he generally isn’t real crazy about Linux, to put it mildly. As our Editor
in Chief Doug Barney points out, the project will also serve as quite the field
test for client Linux.
Microsoft Grabs a Stevie
Microsoft on Tuesday announced its Tilt
Wheel technology won a “Stevie” from the American Business Awards
for Best New Product or Service of 2005. The Tilt Wheel is a mouse with four-way
scrolling capabilities. That’s four, as in two more than your traditional
up-and-down scroll wheel. (I’m holding out for a mouse that goes to 11.)
The American Business Awards, by the way, are the self-proclaimed “world’s
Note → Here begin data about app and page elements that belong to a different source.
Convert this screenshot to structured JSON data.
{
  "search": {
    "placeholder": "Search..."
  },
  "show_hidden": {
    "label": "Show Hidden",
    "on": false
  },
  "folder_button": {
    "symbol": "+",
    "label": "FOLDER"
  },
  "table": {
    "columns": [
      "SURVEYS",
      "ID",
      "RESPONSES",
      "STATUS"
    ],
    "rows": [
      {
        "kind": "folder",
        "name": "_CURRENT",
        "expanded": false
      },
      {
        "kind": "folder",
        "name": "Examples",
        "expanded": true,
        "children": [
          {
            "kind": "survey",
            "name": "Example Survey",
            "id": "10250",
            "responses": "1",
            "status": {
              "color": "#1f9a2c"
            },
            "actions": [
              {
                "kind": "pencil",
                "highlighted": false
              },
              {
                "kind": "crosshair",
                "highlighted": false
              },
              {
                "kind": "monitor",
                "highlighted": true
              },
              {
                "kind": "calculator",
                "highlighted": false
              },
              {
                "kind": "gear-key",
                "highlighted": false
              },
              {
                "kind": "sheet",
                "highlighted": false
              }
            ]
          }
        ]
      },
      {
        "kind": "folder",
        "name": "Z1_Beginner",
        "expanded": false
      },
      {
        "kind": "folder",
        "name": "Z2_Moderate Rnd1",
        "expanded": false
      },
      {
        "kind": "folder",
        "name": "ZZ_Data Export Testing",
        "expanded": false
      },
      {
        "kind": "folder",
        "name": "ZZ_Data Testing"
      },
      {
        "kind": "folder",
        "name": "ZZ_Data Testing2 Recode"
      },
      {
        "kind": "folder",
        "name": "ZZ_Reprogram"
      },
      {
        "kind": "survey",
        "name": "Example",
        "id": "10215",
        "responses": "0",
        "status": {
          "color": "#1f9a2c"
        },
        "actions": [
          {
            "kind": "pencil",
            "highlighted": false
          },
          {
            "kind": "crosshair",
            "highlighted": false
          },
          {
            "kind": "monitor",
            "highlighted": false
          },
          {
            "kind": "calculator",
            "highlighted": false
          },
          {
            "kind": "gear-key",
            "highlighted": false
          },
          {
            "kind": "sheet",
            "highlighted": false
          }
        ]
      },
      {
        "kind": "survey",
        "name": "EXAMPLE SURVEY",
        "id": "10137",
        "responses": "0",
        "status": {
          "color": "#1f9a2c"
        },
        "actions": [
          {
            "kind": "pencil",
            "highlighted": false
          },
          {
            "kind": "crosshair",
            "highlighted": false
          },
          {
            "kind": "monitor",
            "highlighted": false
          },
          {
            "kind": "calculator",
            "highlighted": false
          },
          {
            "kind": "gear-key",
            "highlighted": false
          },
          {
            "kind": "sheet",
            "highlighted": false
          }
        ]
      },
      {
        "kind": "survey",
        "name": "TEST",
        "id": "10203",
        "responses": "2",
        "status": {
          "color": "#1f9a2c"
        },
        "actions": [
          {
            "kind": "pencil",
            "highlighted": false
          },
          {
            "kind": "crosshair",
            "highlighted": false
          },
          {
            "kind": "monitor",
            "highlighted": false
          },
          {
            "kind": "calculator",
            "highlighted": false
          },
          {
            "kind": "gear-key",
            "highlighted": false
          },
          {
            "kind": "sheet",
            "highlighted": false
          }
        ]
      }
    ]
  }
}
premier business awards competition”—in just its third year! “Stevies”
has nothing to do with Mr. Ballmer, by the way—it comes from the Greek
word “crowned,” which I’m reasonably sure proves that the
father in “My Big Fat Greek Wedding” was right that all words have
their origin in Greek.
Meet Bill Gates
Microsoft’s own Start
Something Amazing Awards, on the other hand, sounds like a contest worth
entering. Winners get to meet Bill Gates—and that’s not even the
best part. All you have to do is use Windows to pursue something you’re
passionate about. Besides meeting with Gates, the five winners get $5,000 in
Windows technology and prizes ranging from a trip for two to places like Zanzibar
to a chance to attend a major movie premiere.
Worth the Clicks
Das Keyboard is pretty much the opposite
of the Tilt Wheel: a blank keyboard, for “Ubergeeks only.”
There’s typically nothing funny about seeing people eating, nor is it
usually too hilarious to see people crying. So why is it funny to see people
crying while eating? I can’t
explain it, but “Hannah and Paul” surely prove that it is, while
“Afshin” might be the next DeNiro and “Robert” gives
an inspired performance.
Paul Desmond, the founding editor in chief of Redmond Channel Partner magazine, is president of the IT publishing firm PDEdit in Southborough, Mass. Reach him at firstname.lastname@example.org.